Written by Heimata Hall (Tahiti Food Tours)
Born and raised on the island of Moorea, I have spent my first working years in my family's pearl business. But, during this time, I had a burning passion to become a chef. After 15 years in the family business, I decided to pursue my dreams and started my culinary journey by studying at the Pacific Culinary Institute in Honolulu, Hawaii. There I apprenticed under Chef Ed Kenney and Chef Dave Caldiero, both internationally recognized and award-winning chefs. My time spent in Hawai’i working with Chef Ed inspired me to mix traditional local cuisine with a modern twist.

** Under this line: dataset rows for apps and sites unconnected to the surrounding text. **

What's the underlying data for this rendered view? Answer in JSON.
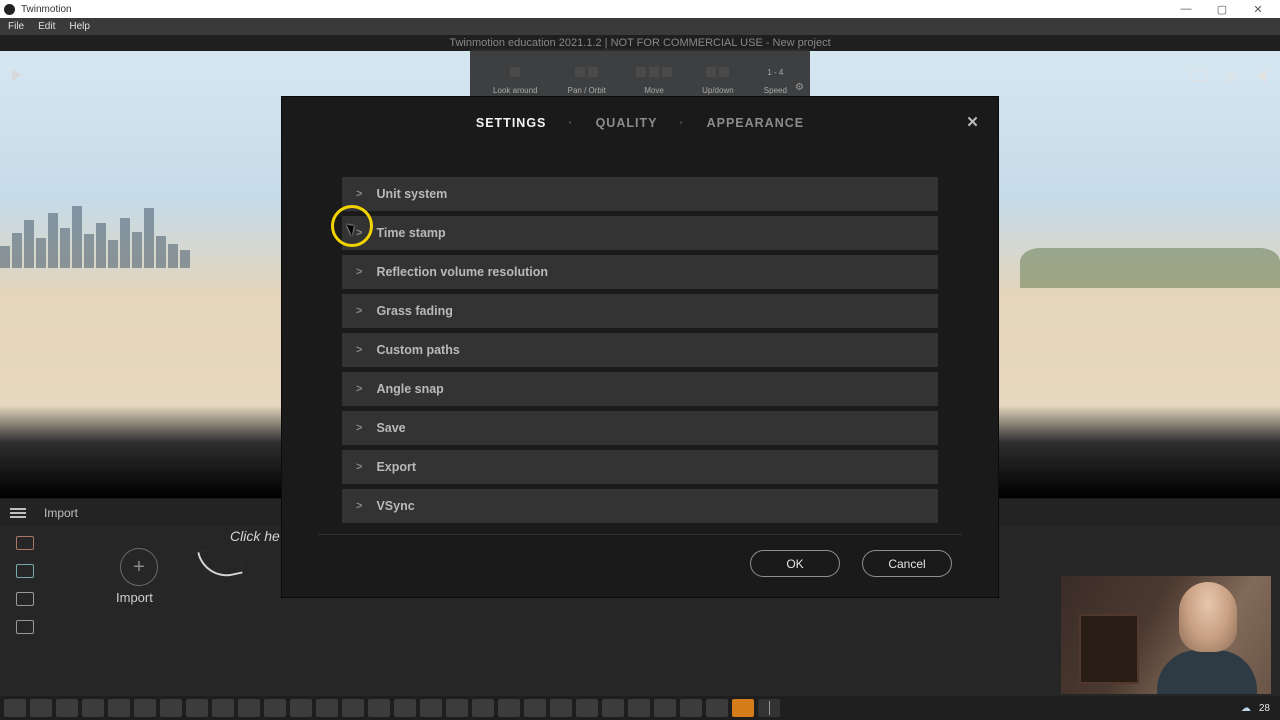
{
  "window": {
    "app_title": "Twinmotion",
    "minimize": "—",
    "maximize": "▢",
    "close": "✕"
  },
  "menubar": {
    "file": "File",
    "edit": "Edit",
    "help": "Help"
  },
  "viewport": {
    "title": "Twinmotion education 2021.1.2 | NOT FOR COMMERCIAL USE - New project",
    "expand": "⤢"
  },
  "navhelp": {
    "lookaround": "Look around",
    "pan": "Pan",
    "orbit": "Orbit",
    "move": "Move",
    "updown": "Up/down",
    "speed": "Speed",
    "speed_val": "1 - 4"
  },
  "bottom": {
    "tab": "Import",
    "import_label": "Import",
    "click_hint": "Click he"
  },
  "dialog": {
    "tabs": {
      "settings": "SETTINGS",
      "quality": "QUALITY",
      "appearance": "APPEARANCE"
    },
    "rows": [
      "Unit system",
      "Time stamp",
      "Reflection volume resolution",
      "Grass fading",
      "Custom paths",
      "Angle snap",
      "Save",
      "Export",
      "VSync"
    ],
    "ok": "OK",
    "cancel": "Cancel",
    "close": "✕"
  },
  "taskbar": {
    "weather_temp": "28",
    "weather_icon": "☁"
  }
}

Tahiti has always been known for its beautiful beaches and colorful lagoons, and rightfully so. I have always felt that Tahiti had a lot to offer when it comes to its local food culture that people need to discover as well. Our Tahitian food culture is made up of three different yet complementary cultures - Tahitian, French, and Chinese.
Growing up here as a kid, some of my fondest memories and my inspiration for becoming a chef are the traditional Tahitian Sunday feast called the “ahima'a”, the traditional underground oven. This is where we dig a hole, heat up special porous rocks to a certain temperature, and cook our local foods inside. The ahima’a consist of pork and traditional starches such as Taro root, breadfruit (Uru), sweet potatoes (‘umara), and Po’e (fruit puree with coconut milk wrapped in banana leaf) among a few other traditional delicacies. The ahima'a meal today represents a family event that is not to be missed on Sundays.
Families come together to participate in creating this meal together, whether it be for big parties or for Sunday afternoons. It is a festive moment to savor local flavors, after hours of preparing the food and cooking it, resulting in incredible aromas and flavors.
Today, we celebrate a Tapati Tamaa, which is a spin-off of the ahima'a meal. Generally consumed after the pureraa (Sunday church service), constituting of fried fish caught that morning from the lagoon, with firifiri (local beignets), coconut bread made at the house, poisson cru made at the house with fresh coconut milk, one or two types of po’e prepared with a base of coconut milk and manioc starch is a typical Tapati Tamaa meal. What a delight for the tastebuds!
This Tapati Tamaa meal is a typical example of one of “syncretism” of Tahitian, European and Asian flavors, with each culture contributing their own foods and flavors. The main source of protein in Tahitian culture is pork and a variety of fish, among other seafood delicacies. Tahiti, with its 118 different islands and atolls, has a huge resource of seafood such as lobster, coconut crab, ature, Eina’a, mud crabs, Pahua(big clam), mussels, shellfish, and many different delicious reef fish.
The arrival of the first Europeans to the islands was the beginning of the change in the local food diet with the introduction of sugar, butter, flour, vegetables, coffee, and canned foods. When Chinese immigrants arrived in Tahiti in the late 1800s to work in the sugar cane and cotton plantations, they introduced rice, noodles, soy sauce, vegetables, among other spices and ingredients.
The influx of these foreign cultures to Tahiti created the beginning of the modern food culture of Tahitian cuisine. The fusion of these three cultures over the last century has enriched the local food scene and helped to give local cuisine new flavors, in combination with traditional dishes and products such as taro, breadfruit, and sweet potato.
With that said, it also altered the diet here with so much richness in the food preparations with sauces and starch that we enjoy very much such as the local street food.
As visitors' curiosity for food grows worldwide, this will be a great opportunity to discover what we as locals like to eat and what our favorites are here in the islands. The foods that you will find are not what we eat at restaurants, but what we eat at our neighborhood snack shop, Deli, Roulotte (Food truck), or roadside stands. It is like going to your favorite little taqueria or pizza parlor, or hole-in-the-wall deli. Most visitors might not take the time to stop at these places or dare to try certain foods because of fear of not knowing what it is, and on top of that, there may be a language barrier.
I always encourage visitors to go off the beaten path and go on a food adventure while navigating the different islands of French Polynesia. This will help take the mystery out of the food and help you understand what it is all about. This is a fun way to discover a true culinary adventure of island favorites, such as casse croute, Chao mein, Pai pate, ma’a tinito, poisson cru, pua roti, firifiri, or seasonal fruits. Each group of islands has their own preparation for these different dishes.
What is exciting now is the new wave of young chefs returning to the islands from France or other countries or elsewhere with the knowledge and expertise that they learned from top restaurants and chefs abroad. There is something magical happening here in French Polynesia as a new vision of artisan cuisine is being developed with seasonal dishes by these chefs. Chef Teautearoa from Maru Maru restaurant - Chef Heiarii from HEI, Chef Kirahu from Kozy, Chef Tereva from Souffle restaurant just to name a few of the inspiring chefs.
As you can see Tahiti truly has a rich culinary history with traditional food, street food, and now gastronomy artisan cuisine to add to its dreamy beaches and culture. This is our story, so get out there and embrace the culinary adventure.